The crises hitting the ad industry keep multiplying. Ad-blocking stories have topped the trades and mainstream press for weeks. Talent shortages abound, though the great work produced by top talent is rarely properly rewarded. Twenty years after the first banner ad debuted, we still can’t agree on what an impression is. There are crises of confidence matched by crises of competence.
Every crisis breeds opportunity. Here is a simple guide to solving every major predicament in our industry.
1. Agree on impressions. This is easy. An ad must be fully viewable on the screen for it to count. Publishers can charge a premium when consumers take actions on those ads, provided there are rigorous measures in place to prevent bots from taking such actions.
2. Fix video views. No, a split-second impression doesn’t count as a view. P&G defined the “first moment of truth” — the time it takes a shopper to make up his or her mind about a product when encountering it on a store shelf — at three to seven seconds. Granted, other research cited by Malcolm Gladwell and others say opinions are made in a split second. Let’s split the difference and call three seconds the minimum for what counts as a video view. A bonus: The shortest popular form of video today is Vine, running six seconds, so even Vine would only have to charge for half a view for a promoted post.
3. Fix video placements. Stop putting video ads in the dumbest possible places, like 30-second spots in front of 60-second movie trailers (which, by the way, are ads), or overloading ads on kiddie music videos (the whole point of letting kids watch those videos is to let parents do something else, so 99% of those clicks are from toddlers trying to get to Elmo).
4. Reject short-term opportunism for long-term gains. Can you cram another ad on a page or between pages or every 12 seconds during a video? Sure. What will that do to the user experience? And even if today you can get away with it because you’re the only game in town with a certain kind of content, you’re making people hate us all more. See also: the Tragedy of the Commons.
6. Don’t <adage_no_lookbook_links>steal. That means ideas. That means work.
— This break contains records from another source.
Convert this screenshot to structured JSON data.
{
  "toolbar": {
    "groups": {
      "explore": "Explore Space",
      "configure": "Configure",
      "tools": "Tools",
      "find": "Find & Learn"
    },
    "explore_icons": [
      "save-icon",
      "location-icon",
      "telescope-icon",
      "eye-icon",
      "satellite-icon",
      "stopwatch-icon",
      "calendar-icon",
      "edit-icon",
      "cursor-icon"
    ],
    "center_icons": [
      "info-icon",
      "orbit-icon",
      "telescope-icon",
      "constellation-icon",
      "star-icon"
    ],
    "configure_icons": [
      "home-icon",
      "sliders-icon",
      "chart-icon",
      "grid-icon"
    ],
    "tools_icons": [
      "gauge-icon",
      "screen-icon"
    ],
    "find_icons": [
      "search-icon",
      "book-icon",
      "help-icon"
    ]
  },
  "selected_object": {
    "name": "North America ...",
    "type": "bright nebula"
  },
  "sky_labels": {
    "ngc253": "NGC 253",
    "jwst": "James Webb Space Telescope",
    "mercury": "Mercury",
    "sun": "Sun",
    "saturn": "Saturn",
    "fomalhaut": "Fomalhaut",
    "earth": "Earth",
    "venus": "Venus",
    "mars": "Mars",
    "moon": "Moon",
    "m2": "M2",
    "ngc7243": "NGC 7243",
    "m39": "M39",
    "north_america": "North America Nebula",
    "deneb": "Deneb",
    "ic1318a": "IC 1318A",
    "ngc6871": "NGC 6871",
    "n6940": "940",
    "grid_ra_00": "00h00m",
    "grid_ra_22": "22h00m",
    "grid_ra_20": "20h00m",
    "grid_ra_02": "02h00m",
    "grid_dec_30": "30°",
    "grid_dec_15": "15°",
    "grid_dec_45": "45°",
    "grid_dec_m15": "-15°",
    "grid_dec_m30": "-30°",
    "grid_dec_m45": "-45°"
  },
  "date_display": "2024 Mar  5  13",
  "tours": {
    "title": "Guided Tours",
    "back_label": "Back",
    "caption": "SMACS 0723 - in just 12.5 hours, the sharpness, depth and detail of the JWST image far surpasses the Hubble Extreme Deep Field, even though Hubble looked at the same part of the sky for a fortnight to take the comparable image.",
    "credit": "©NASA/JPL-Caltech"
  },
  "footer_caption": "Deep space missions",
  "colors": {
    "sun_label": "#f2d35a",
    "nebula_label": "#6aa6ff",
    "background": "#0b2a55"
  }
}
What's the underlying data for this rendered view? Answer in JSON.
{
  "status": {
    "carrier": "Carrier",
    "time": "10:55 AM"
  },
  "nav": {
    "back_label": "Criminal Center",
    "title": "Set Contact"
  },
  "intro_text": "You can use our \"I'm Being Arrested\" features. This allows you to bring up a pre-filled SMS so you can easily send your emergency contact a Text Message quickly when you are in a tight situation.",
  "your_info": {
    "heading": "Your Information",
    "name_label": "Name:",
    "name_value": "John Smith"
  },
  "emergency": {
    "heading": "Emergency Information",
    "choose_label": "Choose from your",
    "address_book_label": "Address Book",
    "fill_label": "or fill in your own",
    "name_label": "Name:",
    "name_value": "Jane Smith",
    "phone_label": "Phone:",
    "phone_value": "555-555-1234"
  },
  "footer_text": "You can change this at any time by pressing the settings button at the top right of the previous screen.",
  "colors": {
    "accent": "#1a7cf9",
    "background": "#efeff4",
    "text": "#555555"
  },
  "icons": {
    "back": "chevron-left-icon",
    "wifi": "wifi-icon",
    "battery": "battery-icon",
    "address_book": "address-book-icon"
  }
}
Don’t ask for something for free when you would have had to pay for it by other means, and then use it as if you have the rights to it. Anything of value has a cost. Pay a fair rate.
7. Reward great work. Instead of constantly nickeling and diming partners and vendors, offer a premium on truly great work, whether it hits a specific goal or achieves some kind of breakthrough success.
8. Be open about what work costs. “Work” is defined broadly here — whatever it is you’re selling. Don’t shy away from making your case. If it really can be done as well by someone in the Philippines or a college kid on Fiverr, you’re fighting a losing battle anyway.
9. Accept where the race to the bottom leads. If your only goal is to shed costs, you will get the worst of all the industry has to offer. If you’re the seller though, your focus should be charging what your offering is worth — not what you can get away with charging for the time being.
10. Uphold security at all costs. The Ashley Madison hack won’t stop people from doing stupid things online, especially when it comes to their personally identifiable information. We have to accept that we are all Ashley Madison: We are all trusted with customers’ information, and we have a duty to protect it. Even if the stakes are lower, given that most of our businesses don’t have Ashley Madison’s moral issues, we all must make the head of security the best-known person at our organizations. Without security, nothing we do matters.
11. Eat our own dog food. It seems people in the ad industry were early adopters of DVRs and Netflix (TV’s ad blockers) but late adopters of ad blockers used online. Perhaps rationalization is the cause; on TV, ad skipping or avoidance is an ancillary benefit, rather than the entire purpose as it is with ad-blocking software. We can no longer afford to be blind to the tools used to get around us.
12. Put trust first. That’s where all of this leads. Our industry ranks somewhere down there with ambulance-chasers and Congress in terms of least trusted institutions. At our constant galas, we’re so busy patting ourselves on the back that we don’t consider how despised we are. What would it take to become one of the most trusted industries? Much of the time, we’re helping people find out about stuff they probably want, while subsidizing media that would cost far more without our efforts. All that we’re missing is a consistent effort to earn the trust of our customers — and each other. A reputation for trustworthiness, more than anything we can ever offer in terms of salaries, would do wonders for our talent crisis as well.
There you, crises solved. Now we can get back to our day jobs.